**Data records for software interfaces:**
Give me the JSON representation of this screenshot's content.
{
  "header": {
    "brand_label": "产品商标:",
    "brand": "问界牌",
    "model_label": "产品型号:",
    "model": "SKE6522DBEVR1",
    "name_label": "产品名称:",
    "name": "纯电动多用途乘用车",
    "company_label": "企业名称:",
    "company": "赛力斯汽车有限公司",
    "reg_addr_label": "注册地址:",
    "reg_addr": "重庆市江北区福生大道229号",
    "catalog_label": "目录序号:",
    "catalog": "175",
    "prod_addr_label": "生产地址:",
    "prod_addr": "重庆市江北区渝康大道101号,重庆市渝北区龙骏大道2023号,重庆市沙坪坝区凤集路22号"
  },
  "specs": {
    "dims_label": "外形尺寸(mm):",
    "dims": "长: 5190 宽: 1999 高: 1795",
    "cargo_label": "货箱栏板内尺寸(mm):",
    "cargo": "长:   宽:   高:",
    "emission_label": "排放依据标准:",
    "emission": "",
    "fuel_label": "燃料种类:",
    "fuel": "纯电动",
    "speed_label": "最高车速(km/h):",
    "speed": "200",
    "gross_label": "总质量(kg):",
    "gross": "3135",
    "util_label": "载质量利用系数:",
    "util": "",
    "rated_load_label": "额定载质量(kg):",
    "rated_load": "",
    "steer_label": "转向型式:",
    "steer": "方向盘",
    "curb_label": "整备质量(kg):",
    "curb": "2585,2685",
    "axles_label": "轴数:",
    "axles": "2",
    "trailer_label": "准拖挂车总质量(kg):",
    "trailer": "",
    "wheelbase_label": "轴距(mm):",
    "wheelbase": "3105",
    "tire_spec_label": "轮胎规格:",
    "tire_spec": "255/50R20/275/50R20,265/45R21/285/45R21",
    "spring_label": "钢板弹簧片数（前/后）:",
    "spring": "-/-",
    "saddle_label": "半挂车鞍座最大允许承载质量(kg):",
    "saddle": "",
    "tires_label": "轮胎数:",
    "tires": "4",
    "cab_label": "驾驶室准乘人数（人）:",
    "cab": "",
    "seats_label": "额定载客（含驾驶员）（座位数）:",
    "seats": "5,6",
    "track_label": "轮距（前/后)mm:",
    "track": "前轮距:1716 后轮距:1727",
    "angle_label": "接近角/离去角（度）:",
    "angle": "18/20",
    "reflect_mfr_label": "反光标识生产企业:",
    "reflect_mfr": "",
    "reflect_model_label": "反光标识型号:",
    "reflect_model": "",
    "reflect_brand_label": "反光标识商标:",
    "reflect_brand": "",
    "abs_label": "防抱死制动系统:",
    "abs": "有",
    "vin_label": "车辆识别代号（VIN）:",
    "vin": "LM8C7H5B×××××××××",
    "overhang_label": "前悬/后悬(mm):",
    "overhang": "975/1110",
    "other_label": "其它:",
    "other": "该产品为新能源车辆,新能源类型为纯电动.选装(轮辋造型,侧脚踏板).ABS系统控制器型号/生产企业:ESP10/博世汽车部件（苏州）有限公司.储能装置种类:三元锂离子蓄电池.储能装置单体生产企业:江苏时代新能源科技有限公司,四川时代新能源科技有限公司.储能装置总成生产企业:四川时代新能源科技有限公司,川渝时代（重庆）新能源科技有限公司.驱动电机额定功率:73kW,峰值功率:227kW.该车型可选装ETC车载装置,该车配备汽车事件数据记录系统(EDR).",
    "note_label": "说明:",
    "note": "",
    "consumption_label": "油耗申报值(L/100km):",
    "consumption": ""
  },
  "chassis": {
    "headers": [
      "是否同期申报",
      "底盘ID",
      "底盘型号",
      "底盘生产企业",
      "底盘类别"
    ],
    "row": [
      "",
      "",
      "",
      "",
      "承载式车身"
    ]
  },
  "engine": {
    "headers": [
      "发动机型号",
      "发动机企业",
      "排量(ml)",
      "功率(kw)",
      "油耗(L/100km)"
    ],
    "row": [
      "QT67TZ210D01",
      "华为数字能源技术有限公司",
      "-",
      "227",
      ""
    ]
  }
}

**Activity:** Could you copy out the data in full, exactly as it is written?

**Answer to this exercise:**
Give me the JSON representation of this screenshot's content.
{
  "header": {
    "brand_label": "产品商标:",
    "brand": "问界牌",
    "model_label": "产品型号:",
    "model": "SKE6522DBEVR1",
    "name_label": "产品名称:",
    "name": "纯电动多用途乘用车",
    "company_label": "企业名称:",
    "company": "赛力斯汽车有限公司",
    "reg_addr_label": "注册地址:",
    "reg_addr": "重庆市江北区福生大道229号",
    "catalog_label": "目录序号:",
    "catalog": "175",
    "prod_addr_label": "生产地址:",
    "prod_addr": "重庆市江北区渝康大道101号,重庆市渝北区龙骏大道2023号,重庆市沙坪坝区凤集路22号"
  },
  "specs": {
    "dims_label": "外形尺寸(mm):",
    "dims": "长: 5190 宽: 1999 高: 1795",
    "cargo_label": "货箱栏板内尺寸(mm):",
    "cargo": "长:   宽:   高:",
    "emission_label": "排放依据标准:",
    "emission": "",
    "fuel_label": "燃料种类:",
    "fuel": "纯电动",
    "speed_label": "最高车速(km/h):",
    "speed": "200",
    "gross_label": "总质量(kg):",
    "gross": "3135",
    "util_label": "载质量利用系数:",
    "util": "",
    "rated_load_label": "额定载质量(kg):",
    "rated_load": "",
    "steer_label": "转向型式:",
    "steer": "方向盘",
    "curb_label": "整备质量(kg):",
    "curb": "2585,2685",
    "axles_label": "轴数:",
    "axles": "2",
    "trailer_label": "准拖挂车总质量(kg):",
    "trailer": "",
    "wheelbase_label": "轴距(mm):",
    "wheelbase": "3105",
    "tire_spec_label": "轮胎规格:",
    "tire_spec": "255/50R20/275/50R20,265/45R21/285/45R21",
    "spring_label": "钢板弹簧片数（前/后）:",
    "spring": "-/-",
    "saddle_label": "半挂车鞍座最大允许承载质量(kg):",
    "saddle": "",
    "tires_label": "轮胎数:",
    "tires": "4",
    "cab_label": "驾驶室准乘人数（人）:",
    "cab": "",
    "seats_label": "额定载客（含驾驶员）（座位数）:",
    "seats": "5,6",
    "track_label": "轮距（前/后)mm:",
    "track": "前轮距:1716 后轮距:1727",
    "angle_label": "接近角/离去角（度）:",
    "angle": "18/20",
    "reflect_mfr_label": "反光标识生产企业:",
    "reflect_mfr": "",
    "reflect_model_label": "反光标识型号:",
    "reflect_model": "",
    "reflect_brand_label": "反光标识商标:",
    "reflect_brand": "",
    "abs_label": "防抱死制动系统:",
    "abs": "有",
    "vin_label": "车辆识别代号（VIN）:",
    "vin": "LM8C7H5B×××××××××",
    "overhang_label": "前悬/后悬(mm):",
    "overhang": "975/1110",
    "other_label": "其它:",
    "other": "该产品为新能源车辆,新能源类型为纯电动.选装(轮辋造型,侧脚踏板).ABS系统控制器型号/生产企业:ESP10/博世汽车部件（苏州）有限公司.储能装置种类:三元锂离子蓄电池.储能装置单体生产企业:江苏时代新能源科技有限公司,四川时代新能源科技有限公司.储能装置总成生产企业:四川时代新能源科技有限公司,川渝时代（重庆）新能源科技有限公司.驱动电机额定功率:73kW,峰值功率:227kW.该车型可选装ETC车载装置,该车配备汽车事件数据记录系统(EDR).",
    "note_label": "说明:",
    "note": "",
    "consumption_label": "油耗申报值(L/100km):",
    "consumption": ""
  },
  "chassis": {
    "headers": [
      "是否同期申报",
      "底盘ID",
      "底盘型号",
      "底盘生产企业",
      "底盘类别"
    ],
    "row": [
      "",
      "",
      "",
      "",
      "承载式车身"
    ]
  },
  "engine": {
    "headers": [
      "发动机型号",
      "发动机企业",
      "排量(ml)",
      "功率(kw)",
      "油耗(L/100km)"
    ],
    "row": [
      "QT67TZ210D01",
      "华为数字能源技术有限公司",
      "-",
      "227",
      ""
    ]
  }
}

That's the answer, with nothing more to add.